**WORK ITEM:** Scan the entries for the word "icon", and copy every line where it appears.

App and web page records
########################################

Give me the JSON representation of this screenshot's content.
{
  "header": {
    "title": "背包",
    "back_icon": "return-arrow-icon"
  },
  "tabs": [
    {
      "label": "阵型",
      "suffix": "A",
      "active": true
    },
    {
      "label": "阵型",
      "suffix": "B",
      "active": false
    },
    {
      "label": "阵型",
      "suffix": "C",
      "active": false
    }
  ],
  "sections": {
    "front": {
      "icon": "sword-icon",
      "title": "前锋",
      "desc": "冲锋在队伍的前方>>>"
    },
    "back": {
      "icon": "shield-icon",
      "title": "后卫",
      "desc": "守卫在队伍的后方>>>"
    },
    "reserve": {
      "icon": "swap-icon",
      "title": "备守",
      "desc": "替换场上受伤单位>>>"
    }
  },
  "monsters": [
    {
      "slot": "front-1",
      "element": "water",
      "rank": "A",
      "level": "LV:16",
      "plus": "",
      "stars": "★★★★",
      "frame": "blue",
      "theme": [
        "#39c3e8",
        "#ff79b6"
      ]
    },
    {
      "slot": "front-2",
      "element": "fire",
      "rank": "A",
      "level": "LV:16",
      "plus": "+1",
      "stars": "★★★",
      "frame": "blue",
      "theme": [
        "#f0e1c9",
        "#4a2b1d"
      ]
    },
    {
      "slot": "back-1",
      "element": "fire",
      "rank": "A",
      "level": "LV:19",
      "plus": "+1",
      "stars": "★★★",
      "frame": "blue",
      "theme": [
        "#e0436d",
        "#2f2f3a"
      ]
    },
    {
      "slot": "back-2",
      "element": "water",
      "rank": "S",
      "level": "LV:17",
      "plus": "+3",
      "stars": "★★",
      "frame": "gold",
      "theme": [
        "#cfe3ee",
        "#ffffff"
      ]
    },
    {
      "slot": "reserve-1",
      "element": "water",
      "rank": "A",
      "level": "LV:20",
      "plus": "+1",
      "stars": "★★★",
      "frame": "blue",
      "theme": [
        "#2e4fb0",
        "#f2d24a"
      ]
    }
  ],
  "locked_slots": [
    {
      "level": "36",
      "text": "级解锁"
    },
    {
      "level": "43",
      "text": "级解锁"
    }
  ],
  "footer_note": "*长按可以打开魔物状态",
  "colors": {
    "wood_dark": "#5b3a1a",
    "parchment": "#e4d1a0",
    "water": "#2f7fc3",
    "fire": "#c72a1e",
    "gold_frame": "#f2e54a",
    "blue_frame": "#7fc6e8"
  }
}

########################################

**RESPONSE:**
    "back_icon": "return-arrow-icon"
      "icon": "sword-icon",
      "icon": "shield-icon",
      "icon": "swap-icon",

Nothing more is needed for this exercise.